Last week when I was wearing my founding partner of a law firm hat, I had a conversation with a potential client.
During that session I learned more about her business, we both agreed that she needed help and that working together seemed like a natural fit.
Once we agreed to work together, I started to outline to her how I like to work and what the process would be like.
I spend most of my time during this explanation outlining how the payment process works. The reason I do this is because I have some insider information that I want to make sure she understands.
I start off by explaining that unlike most law firms, I do 99% of my work on a flat-fee basis. So that she knows the price before we start working on your project. And that because of the fee is fixed that I require the full payment up-front.
The insider information that I want to share is that this money does not get deposited into my checking account. The money gets deposited into a trust account and her name is associated with those funds.
The reason I pass along this insider information is because it helps establish trust.
I tell her that the money goes into this trust account. And I can only transfer the money once we meet the milestones outlined in our contract. So if for some reason:
- the other party is obstinate and we can’t negotiate the contract
- the USPTO rejects our trademark application
- we decide that working together isn’t a good fit
- her plans change and she cancels the project
her money is still in the trust account and will be returned to her for any milestones that we didn’t meet. That gives her the confidence that if something goes wrong, that she can get some of her money back.
Our job is to establish boundaries and expectations with our clients and customers. These boundaries and expectations lay the foundation for happy clients. And sharing insider information that only you know about your business is a good first step in this process.
So when you review and establish your:
you shouldn’t just think about frequently asked questions.
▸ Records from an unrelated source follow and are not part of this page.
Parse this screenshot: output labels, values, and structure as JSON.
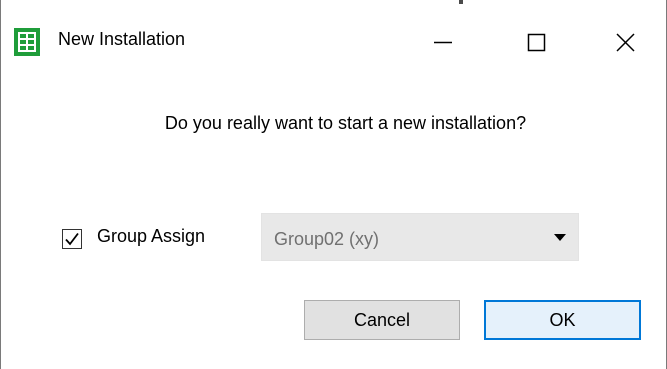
{
  "window": {
    "title": "New Installation",
    "icon": "grid-app-icon",
    "controls": {
      "minimize": "minimize-icon",
      "maximize": "maximize-icon",
      "close": "close-icon"
    }
  },
  "dialog": {
    "question": "Do you really want to start a new installation?",
    "group_assign": {
      "label": "Group Assign",
      "checked": true,
      "selected_value": "Group02 (xy)"
    },
    "buttons": {
      "cancel_label": "Cancel",
      "ok_label": "OK"
    }
  },
  "colors": {
    "icon_green": "#1f9d3a",
    "accent_blue": "#0078d7",
    "ok_fill": "#e5f1fb",
    "button_fill": "#e1e1e1",
    "combo_fill": "#e8e8e8"
  }
}
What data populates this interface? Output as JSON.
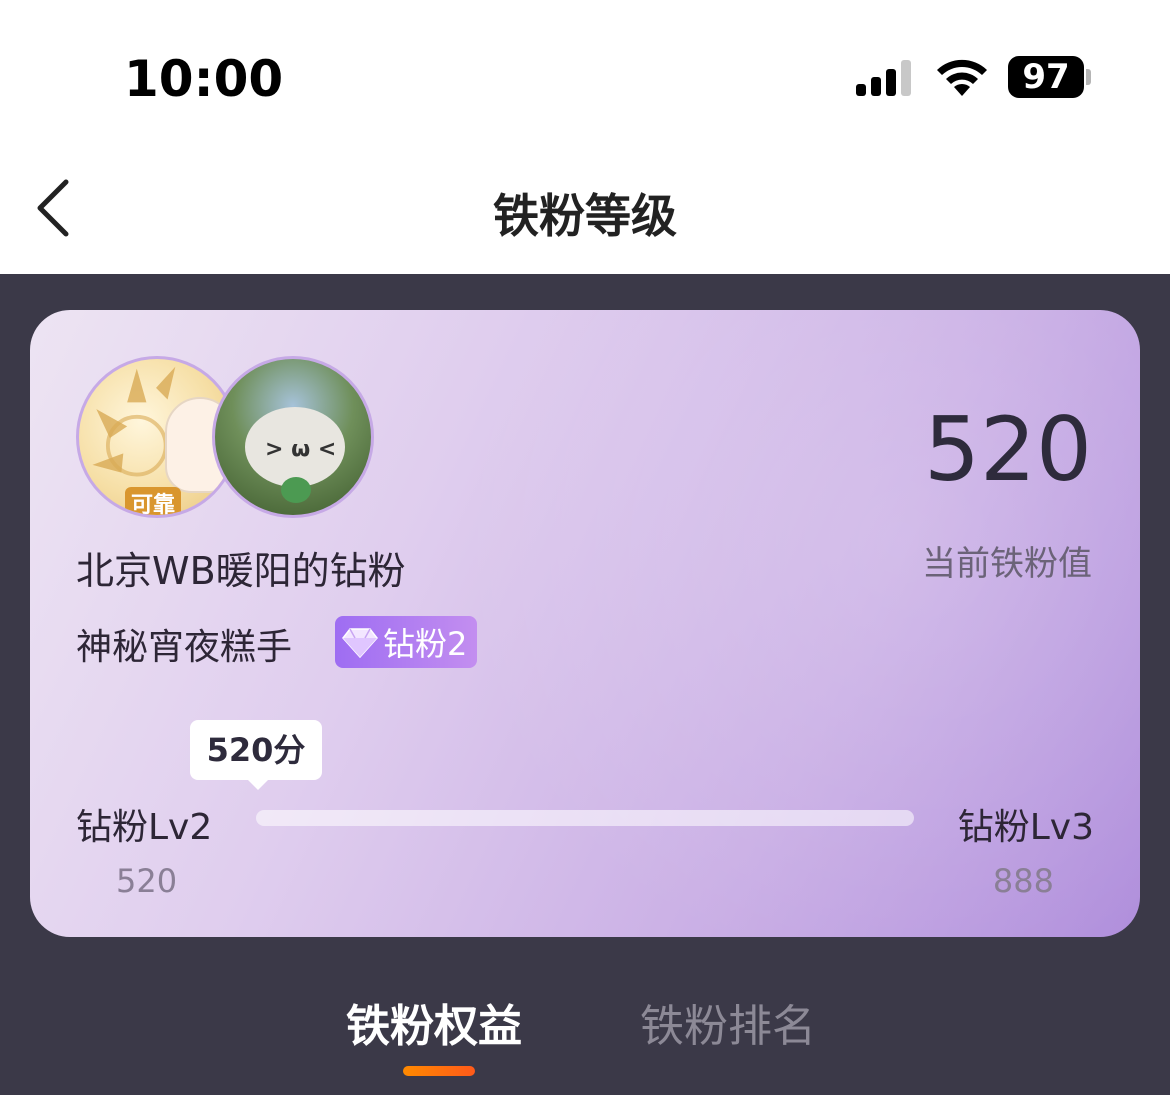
{
  "status_bar": {
    "time": "10:00",
    "battery": "97",
    "icons": [
      "signal-icon",
      "wifi-icon",
      "battery-icon"
    ]
  },
  "nav": {
    "title": "铁粉等级",
    "back_icon": "chevron-left-icon"
  },
  "card": {
    "username": "北京WB暖阳的钻粉",
    "subtitle": "神秘宵夜糕手",
    "badge_label": "钻粉2",
    "badge_icon": "diamond-icon",
    "avatar1_tag": "可靠",
    "avatar2_face": "> ω <",
    "score_value": "520",
    "score_label": "当前铁粉值",
    "tooltip": "520分",
    "level_current": "钻粉Lv2",
    "level_next": "钻粉Lv3",
    "level_min": "520",
    "level_max": "888",
    "progress_fraction": 0.0
  },
  "tabs": {
    "items": [
      {
        "label": "铁粉权益",
        "active": true
      },
      {
        "label": "铁粉排名",
        "active": false
      }
    ],
    "indicator_color": "#ff6a10"
  },
  "colors": {
    "background_dark": "#3b3948",
    "card_purple": "#c9aee5",
    "badge_purple": "#9e6df2"
  }
}
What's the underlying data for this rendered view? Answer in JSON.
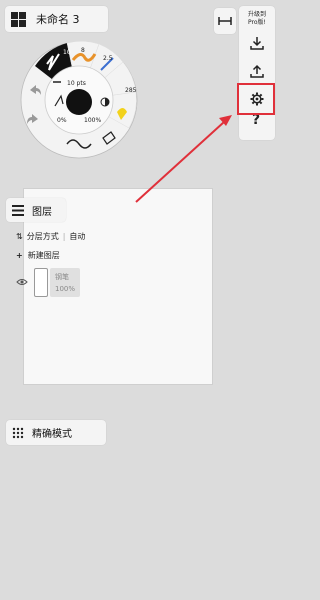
{
  "document": {
    "title": "未命名 3"
  },
  "right_toolbar": {
    "upgrade_line1": "升级到",
    "upgrade_line2": "Pro版!",
    "help_label": "?"
  },
  "tool_wheel": {
    "brush_sizes": [
      "10",
      "8",
      "2.5",
      "285"
    ],
    "size_value": "10 pts",
    "opacity_min": "0%",
    "opacity_max": "100%"
  },
  "layers": {
    "title": "图层",
    "split_mode_label": "分层方式",
    "split_mode_value": "自动",
    "new_layer_label": "新建图层",
    "layer_name": "钢笔",
    "layer_opacity": "100%"
  },
  "precision": {
    "label": "精确模式"
  },
  "colors": {
    "highlight": "#e0303a",
    "accent_yellow": "#f2d21b",
    "accent_orange": "#e8922a",
    "accent_blue": "#3b6fd0"
  }
}
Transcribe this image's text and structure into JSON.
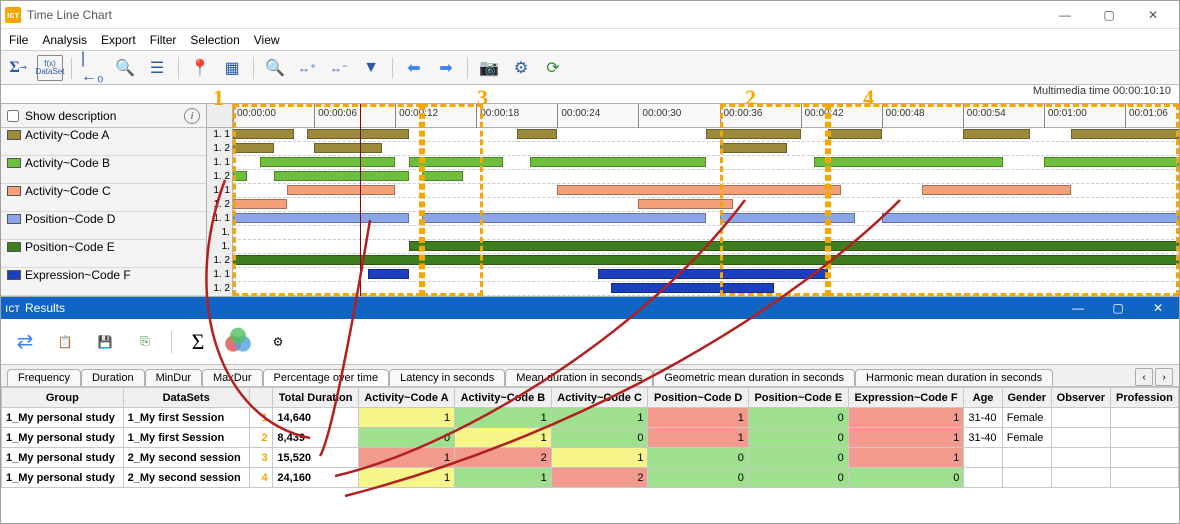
{
  "window": {
    "title": "Time Line Chart"
  },
  "menus": [
    "File",
    "Analysis",
    "Export",
    "Filter",
    "Selection",
    "View"
  ],
  "multimedia_time_label": "Multimedia time 00:00:10:10",
  "show_description_label": "Show description",
  "annotations": {
    "n1": "1",
    "n2": "2",
    "n3": "3",
    "n4": "4"
  },
  "legend": [
    {
      "label": "Activity~Code A",
      "color": "#9b8a3a"
    },
    {
      "label": "Activity~Code B",
      "color": "#6fbf3f"
    },
    {
      "label": "Activity~Code C",
      "color": "#f4a079"
    },
    {
      "label": "Position~Code D",
      "color": "#8aa6e8"
    },
    {
      "label": "Position~Code E",
      "color": "#3f7e1f"
    },
    {
      "label": "Expression~Code F",
      "color": "#1c3fbf"
    }
  ],
  "row_sublabels": [
    "1. 1",
    "1. 2",
    "1. 1",
    "1. 2",
    "1. 1",
    "1. 2",
    "1. 1",
    "1.",
    "1.",
    "1. 2",
    "1. 1",
    "1. 2"
  ],
  "ruler_ticks": [
    "00:00:00",
    "00:00:06",
    "00:00:12",
    "00:00:18",
    "00:00:24",
    "00:00:30",
    "00:00:36",
    "00:00:42",
    "00:00:48",
    "00:00:54",
    "00:01:00",
    "00:01:06"
  ],
  "chart_data": {
    "type": "gantt",
    "x_unit": "seconds",
    "x_range": [
      0,
      70
    ],
    "rows": [
      {
        "track": "Activity~Code A",
        "sub": "1.1",
        "color": "#9b8a3a",
        "bars": [
          [
            0,
            4.5
          ],
          [
            5.5,
            13
          ],
          [
            21,
            24
          ],
          [
            35,
            42
          ],
          [
            44,
            48
          ],
          [
            54,
            59
          ],
          [
            62,
            70
          ]
        ]
      },
      {
        "track": "Activity~Code A",
        "sub": "1.2",
        "color": "#9b8a3a",
        "bars": [
          [
            0,
            3
          ],
          [
            6,
            11
          ],
          [
            36,
            41
          ]
        ]
      },
      {
        "track": "Activity~Code B",
        "sub": "1.1",
        "color": "#6fbf3f",
        "bars": [
          [
            2,
            12
          ],
          [
            13,
            20
          ],
          [
            22,
            35
          ],
          [
            43,
            57
          ],
          [
            60,
            70
          ]
        ]
      },
      {
        "track": "Activity~Code B",
        "sub": "1.2",
        "color": "#6fbf3f",
        "bars": [
          [
            0,
            1
          ],
          [
            3,
            13
          ],
          [
            14,
            17
          ]
        ]
      },
      {
        "track": "Activity~Code C",
        "sub": "1.1",
        "color": "#f4a079",
        "bars": [
          [
            4,
            12
          ],
          [
            24,
            45
          ],
          [
            51,
            62
          ]
        ]
      },
      {
        "track": "Activity~Code C",
        "sub": "1.2",
        "color": "#f4a079",
        "bars": [
          [
            0,
            4
          ],
          [
            30,
            37
          ]
        ]
      },
      {
        "track": "Position~Code D",
        "sub": "1.1",
        "color": "#8aa6e8",
        "bars": [
          [
            0,
            13
          ],
          [
            14,
            35
          ],
          [
            36,
            46
          ],
          [
            48,
            70
          ]
        ]
      },
      {
        "track": "Position~Code D",
        "sub": "1.",
        "color": "#8aa6e8",
        "bars": []
      },
      {
        "track": "Position~Code E",
        "sub": "1.",
        "color": "#3f7e1f",
        "bars": [
          [
            13,
            70
          ]
        ]
      },
      {
        "track": "Position~Code E",
        "sub": "1.2",
        "color": "#3f7e1f",
        "bars": [
          [
            0,
            70
          ]
        ]
      },
      {
        "track": "Expression~Code F",
        "sub": "1.1",
        "color": "#1c3fbf",
        "bars": [
          [
            10,
            13
          ],
          [
            27,
            44
          ]
        ]
      },
      {
        "track": "Expression~Code F",
        "sub": "1.2",
        "color": "#1c3fbf",
        "bars": [
          [
            28,
            40
          ]
        ]
      }
    ],
    "playhead_sec": 9.4
  },
  "results": {
    "title": "Results",
    "tabs": [
      "Frequency",
      "Duration",
      "MinDur",
      "MaxDur",
      "Percentage over time",
      "Latency in seconds",
      "Mean duration in seconds",
      "Geometric mean duration in seconds",
      "Harmonic mean duration in seconds"
    ],
    "active_tab": "Percentage over time",
    "columns": [
      "Group",
      "DataSets",
      "",
      "Total Duration",
      "Activity~Code A",
      "Activity~Code B",
      "Activity~Code C",
      "Position~Code D",
      "Position~Code E",
      "Expression~Code F",
      "Age",
      "Gender",
      "Observer",
      "Profession"
    ],
    "rows": [
      {
        "num": "1",
        "group": "1_My personal study",
        "dataset": "1_My first Session",
        "dur": "14,640",
        "vals": [
          {
            "v": "1",
            "c": "yellow"
          },
          {
            "v": "1",
            "c": "green"
          },
          {
            "v": "1",
            "c": "green"
          },
          {
            "v": "1",
            "c": "red"
          },
          {
            "v": "0",
            "c": "green"
          },
          {
            "v": "1",
            "c": "red"
          }
        ],
        "age": "31-40",
        "gender": "Female"
      },
      {
        "num": "2",
        "group": "1_My personal study",
        "dataset": "1_My first Session",
        "dur": "8,439",
        "vals": [
          {
            "v": "0",
            "c": "green"
          },
          {
            "v": "1",
            "c": "yellow"
          },
          {
            "v": "0",
            "c": "green"
          },
          {
            "v": "1",
            "c": "red"
          },
          {
            "v": "0",
            "c": "green"
          },
          {
            "v": "1",
            "c": "red"
          }
        ],
        "age": "31-40",
        "gender": "Female"
      },
      {
        "num": "3",
        "group": "1_My personal study",
        "dataset": "2_My second session",
        "dur": "15,520",
        "vals": [
          {
            "v": "1",
            "c": "red"
          },
          {
            "v": "2",
            "c": "red"
          },
          {
            "v": "1",
            "c": "yellow"
          },
          {
            "v": "0",
            "c": "green"
          },
          {
            "v": "0",
            "c": "green"
          },
          {
            "v": "1",
            "c": "red"
          }
        ],
        "age": "",
        "gender": ""
      },
      {
        "num": "4",
        "group": "1_My personal study",
        "dataset": "2_My second session",
        "dur": "24,160",
        "vals": [
          {
            "v": "1",
            "c": "yellow"
          },
          {
            "v": "1",
            "c": "green"
          },
          {
            "v": "2",
            "c": "red"
          },
          {
            "v": "0",
            "c": "green"
          },
          {
            "v": "0",
            "c": "green"
          },
          {
            "v": "0",
            "c": "green"
          }
        ],
        "age": "",
        "gender": ""
      }
    ]
  }
}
You should tell your clients and customers things that people with insider information know.
What insider information do you think you should share? Tell us your insights in the comments.